## WORK INSTRUCTION
Find every line below with "selection" in it and give only how many there are.

## EXERCISE INPUT
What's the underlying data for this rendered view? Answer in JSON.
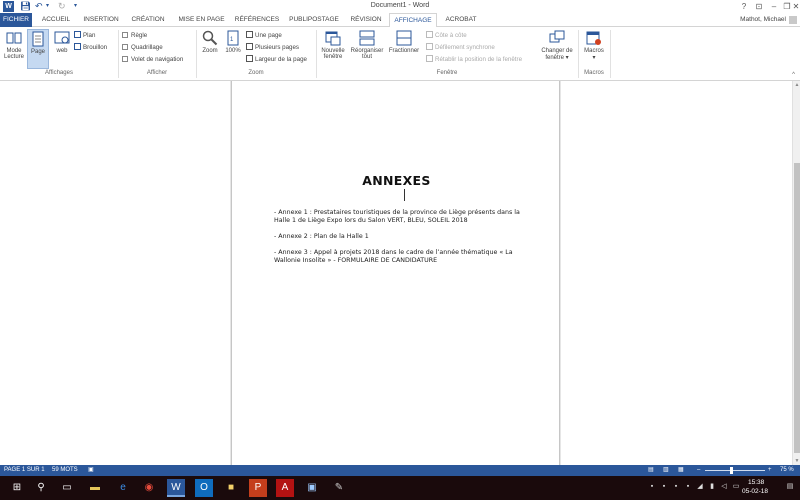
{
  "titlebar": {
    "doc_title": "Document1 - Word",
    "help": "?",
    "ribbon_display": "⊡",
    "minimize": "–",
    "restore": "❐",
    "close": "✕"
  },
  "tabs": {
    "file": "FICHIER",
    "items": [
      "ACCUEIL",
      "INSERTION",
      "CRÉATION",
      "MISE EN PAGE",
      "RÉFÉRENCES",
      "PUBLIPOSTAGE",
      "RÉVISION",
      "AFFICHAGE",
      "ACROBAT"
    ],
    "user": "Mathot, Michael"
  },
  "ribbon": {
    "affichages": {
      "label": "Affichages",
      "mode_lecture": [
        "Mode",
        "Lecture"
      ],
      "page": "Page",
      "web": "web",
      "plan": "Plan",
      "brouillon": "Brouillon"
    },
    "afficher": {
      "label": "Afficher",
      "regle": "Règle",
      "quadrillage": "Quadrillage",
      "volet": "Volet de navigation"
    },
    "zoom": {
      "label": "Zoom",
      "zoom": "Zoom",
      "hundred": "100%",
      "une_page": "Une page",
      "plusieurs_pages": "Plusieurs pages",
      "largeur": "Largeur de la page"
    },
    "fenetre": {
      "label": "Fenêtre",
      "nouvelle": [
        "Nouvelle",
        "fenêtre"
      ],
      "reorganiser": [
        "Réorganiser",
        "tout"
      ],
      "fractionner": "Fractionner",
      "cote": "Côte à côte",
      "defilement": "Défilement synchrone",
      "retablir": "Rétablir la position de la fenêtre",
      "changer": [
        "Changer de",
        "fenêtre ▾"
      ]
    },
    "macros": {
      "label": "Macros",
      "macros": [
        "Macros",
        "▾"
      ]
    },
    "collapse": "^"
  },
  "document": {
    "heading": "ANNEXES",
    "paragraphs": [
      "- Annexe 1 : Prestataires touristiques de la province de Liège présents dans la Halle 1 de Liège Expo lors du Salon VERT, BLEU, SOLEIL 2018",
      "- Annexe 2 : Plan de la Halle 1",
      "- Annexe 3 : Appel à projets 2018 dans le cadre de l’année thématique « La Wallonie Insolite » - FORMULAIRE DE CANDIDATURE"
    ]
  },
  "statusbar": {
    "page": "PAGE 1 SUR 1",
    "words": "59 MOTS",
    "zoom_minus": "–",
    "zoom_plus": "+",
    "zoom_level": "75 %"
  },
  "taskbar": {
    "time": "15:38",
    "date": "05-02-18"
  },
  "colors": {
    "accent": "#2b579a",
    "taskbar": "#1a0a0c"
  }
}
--
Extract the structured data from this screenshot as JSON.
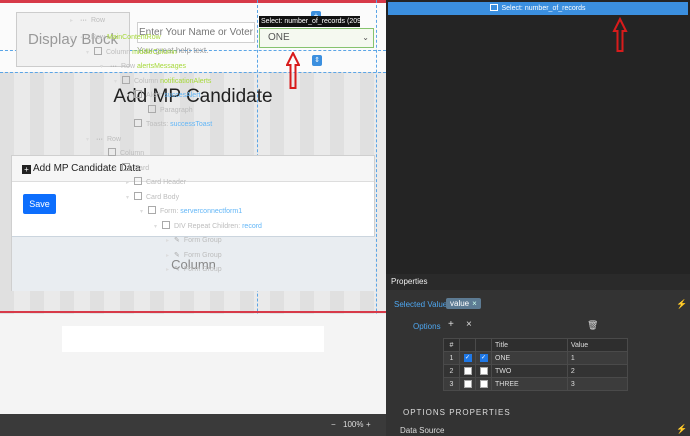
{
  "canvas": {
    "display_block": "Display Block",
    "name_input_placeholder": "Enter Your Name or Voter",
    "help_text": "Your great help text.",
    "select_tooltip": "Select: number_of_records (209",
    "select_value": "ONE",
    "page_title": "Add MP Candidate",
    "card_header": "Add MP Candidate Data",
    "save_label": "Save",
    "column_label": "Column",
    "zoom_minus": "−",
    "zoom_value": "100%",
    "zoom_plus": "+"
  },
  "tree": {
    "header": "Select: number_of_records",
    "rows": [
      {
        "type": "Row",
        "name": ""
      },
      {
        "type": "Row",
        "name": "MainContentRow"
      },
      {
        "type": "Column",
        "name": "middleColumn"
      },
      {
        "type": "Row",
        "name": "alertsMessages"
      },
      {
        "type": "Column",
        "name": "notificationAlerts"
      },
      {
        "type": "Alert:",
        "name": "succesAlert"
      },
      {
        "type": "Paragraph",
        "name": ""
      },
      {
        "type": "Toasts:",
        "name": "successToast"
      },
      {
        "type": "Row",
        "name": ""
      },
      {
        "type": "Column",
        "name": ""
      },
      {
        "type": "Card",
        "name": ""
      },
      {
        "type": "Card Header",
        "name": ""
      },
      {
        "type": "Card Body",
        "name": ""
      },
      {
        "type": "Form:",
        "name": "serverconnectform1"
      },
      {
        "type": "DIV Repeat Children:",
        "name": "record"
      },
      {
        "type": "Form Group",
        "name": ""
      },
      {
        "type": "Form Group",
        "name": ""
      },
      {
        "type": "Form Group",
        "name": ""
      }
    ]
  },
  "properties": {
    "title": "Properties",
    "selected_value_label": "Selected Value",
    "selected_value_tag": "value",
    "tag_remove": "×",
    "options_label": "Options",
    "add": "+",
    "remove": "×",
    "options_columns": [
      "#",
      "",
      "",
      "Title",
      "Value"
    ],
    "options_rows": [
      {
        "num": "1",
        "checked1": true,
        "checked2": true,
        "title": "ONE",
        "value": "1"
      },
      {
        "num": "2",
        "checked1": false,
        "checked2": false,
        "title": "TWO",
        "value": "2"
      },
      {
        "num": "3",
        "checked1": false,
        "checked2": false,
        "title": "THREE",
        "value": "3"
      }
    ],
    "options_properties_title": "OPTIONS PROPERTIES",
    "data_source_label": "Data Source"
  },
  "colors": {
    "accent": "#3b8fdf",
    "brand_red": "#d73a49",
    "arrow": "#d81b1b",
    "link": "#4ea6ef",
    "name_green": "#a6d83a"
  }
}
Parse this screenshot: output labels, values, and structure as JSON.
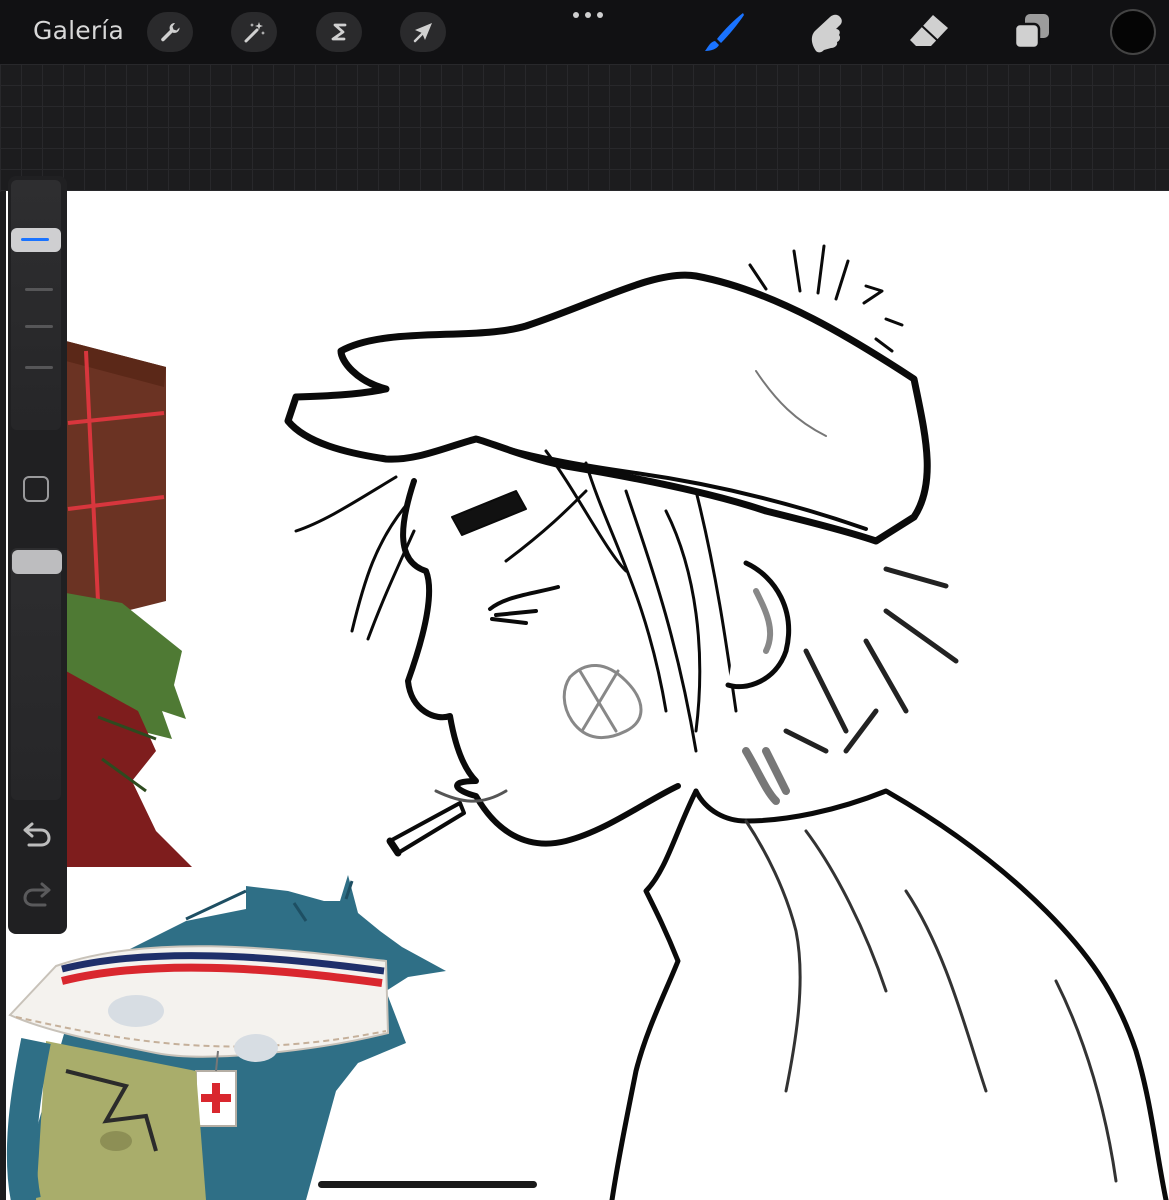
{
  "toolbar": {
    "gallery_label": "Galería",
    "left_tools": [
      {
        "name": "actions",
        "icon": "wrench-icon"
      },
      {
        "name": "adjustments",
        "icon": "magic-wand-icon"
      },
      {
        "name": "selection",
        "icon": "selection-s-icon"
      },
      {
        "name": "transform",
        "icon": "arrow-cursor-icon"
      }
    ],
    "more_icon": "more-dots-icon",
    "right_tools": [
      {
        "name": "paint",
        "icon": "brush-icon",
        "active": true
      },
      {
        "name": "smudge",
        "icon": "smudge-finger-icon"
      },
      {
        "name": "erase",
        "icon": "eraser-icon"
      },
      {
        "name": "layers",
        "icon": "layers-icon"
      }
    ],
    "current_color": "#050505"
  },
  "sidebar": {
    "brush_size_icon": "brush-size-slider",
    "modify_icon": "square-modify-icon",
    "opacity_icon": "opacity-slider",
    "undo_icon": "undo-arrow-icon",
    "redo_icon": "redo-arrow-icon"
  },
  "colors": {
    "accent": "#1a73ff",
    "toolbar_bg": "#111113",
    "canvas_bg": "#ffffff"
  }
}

## SOLUTION TO THE EXERCISE
2